On Sunday (November 7), the Chinese State media posted manipulated pictures of the Galwan Valley clash that took place between the Indian forces and the Chinese People’s Liberation Army (PLA) on June 15 last year. The images, posted by a Chinese journalist, were morphed to suggest the complete surrender of the Indian army before a dominating Chinese side.

Shen Shiwei, the International News Editor of the China Global Television Network (CGTN), claimed in a tweet, “New pictures of last June’s Galwan clash emerged on social media, showing surrendered Indian soldiers captured by Chinese PLA.” He further added, “Indian soldiers violated newly-reached consensus and launched provocative attacks against Chinese personnel, leading to serious physical conflicts.”

Screengrab of the tweet by Shen Shiwei

Social media users debunk the narrative of Chinese information warfare machinery

Netizens were quick to bust the Chinese propaganda peddled through the micro-blogging site. A Twitter user (@Rahhul_Kumar_) pointed out several discrepancies in the images posted by Shen Shiwei. He underlined 6 points that clearly suggested that the image was digitally tampered with by the Chinese information warfare machinery.

“Just look at the Boot of that soldier(encircled) he is wearing some footwear and does not even look like what our soldiers wear. Not even a single INSAS is loaded. Jacket and pants are mismatching with the other soldiers… Almost each and every soldier is wearing a different kind of jacket…an actor/soldier can be seen wearing a sweater… just look at no 1 pointer. Does his hair, jacket seem like (that of) professional army soldiers. Note: read actor where it’s written soldier”

Another Twitter user pointed out that several so-called captured Indian soldiers have long hair, but actually, Indian army men are not allowed to keep long hair. “So nowadays Indian army soldiers are allowed to keep long hair? Better luck next time with propaganda,” he wrote.

Retired Major General Harsha Kakar also rubbished the images as ‘morphed’. He tweeted, “These are fake & morphed pictures. Indian soldiers do not have long hair. These are not soldiers but locals whom China has clicked attempting info warfare after it faced a crushing boot in Tawang. It is desperate to hide its 111 casualties in Galwan. Improve the quality of fake pictures.”

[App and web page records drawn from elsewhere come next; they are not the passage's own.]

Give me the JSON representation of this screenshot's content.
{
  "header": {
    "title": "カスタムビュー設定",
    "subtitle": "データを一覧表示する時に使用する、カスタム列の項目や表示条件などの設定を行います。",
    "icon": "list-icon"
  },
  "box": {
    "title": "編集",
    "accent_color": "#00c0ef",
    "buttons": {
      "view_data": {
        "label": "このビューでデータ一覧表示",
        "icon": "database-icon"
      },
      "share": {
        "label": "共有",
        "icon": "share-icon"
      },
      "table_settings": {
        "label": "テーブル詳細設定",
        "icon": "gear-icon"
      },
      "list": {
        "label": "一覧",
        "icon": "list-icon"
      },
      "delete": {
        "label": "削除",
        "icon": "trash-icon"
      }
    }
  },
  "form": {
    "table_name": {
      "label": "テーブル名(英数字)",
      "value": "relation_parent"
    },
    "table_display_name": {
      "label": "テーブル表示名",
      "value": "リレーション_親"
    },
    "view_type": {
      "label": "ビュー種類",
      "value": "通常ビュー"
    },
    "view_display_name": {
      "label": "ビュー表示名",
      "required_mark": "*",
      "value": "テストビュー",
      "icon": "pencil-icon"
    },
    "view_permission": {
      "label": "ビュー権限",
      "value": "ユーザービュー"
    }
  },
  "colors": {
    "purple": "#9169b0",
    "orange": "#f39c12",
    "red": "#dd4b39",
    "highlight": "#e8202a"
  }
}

Another Twitter user inquired whether the Chinese forces ended up taking a year’s time to morph the images. “(Did) it take you one year to morph one photograph? That’s bad. Just to fix your post, Indian soldiers do not wear Salwar Kameez or have long hair. Try better next time. And yes, send my kind regards to Winnie the Pooh (a reference to Chinese Premier Xi Jinping),” the user concluded.

One Thomas Shelby took a jibe at the Pakistan army (often dubbed as salwar kameez army) and clarified that the Indian army personnel do not wear such attire. He had encircled a man in the image shared by Chinese media to highlight how that individual was wearing salwar Kameez.

The Galwan Valley Clash Between The Indian Army And The Chinese PLA

On the night of June 15th 2020, China had attacked Indian soldiers and unilaterally tried to change the status quo in Eastern Ladakh by attempting to intrude into Galwan valley in Ladakh. In the violent face-off where Indian soldiers managed to push the PLA soldiers back, 20 Indian soldiers made the ultimate sacrifice and reportedly, China had lost 43 of their men. After the face-off, China had vociferously denied reports of casualties on their side and called it a misinformation campaign.

The fallen Indian soldiers were honoured by the government and their last rites were performed in the presence of government representatives and accorded them the due status of martyrs. PM Modi and the COAS had also visited to meet and speak to the injured soldiers. About 8 months later, China had posthumously awarded honorary titles to 4 of those PLA soldiers who had died during the attempted intrusion into India.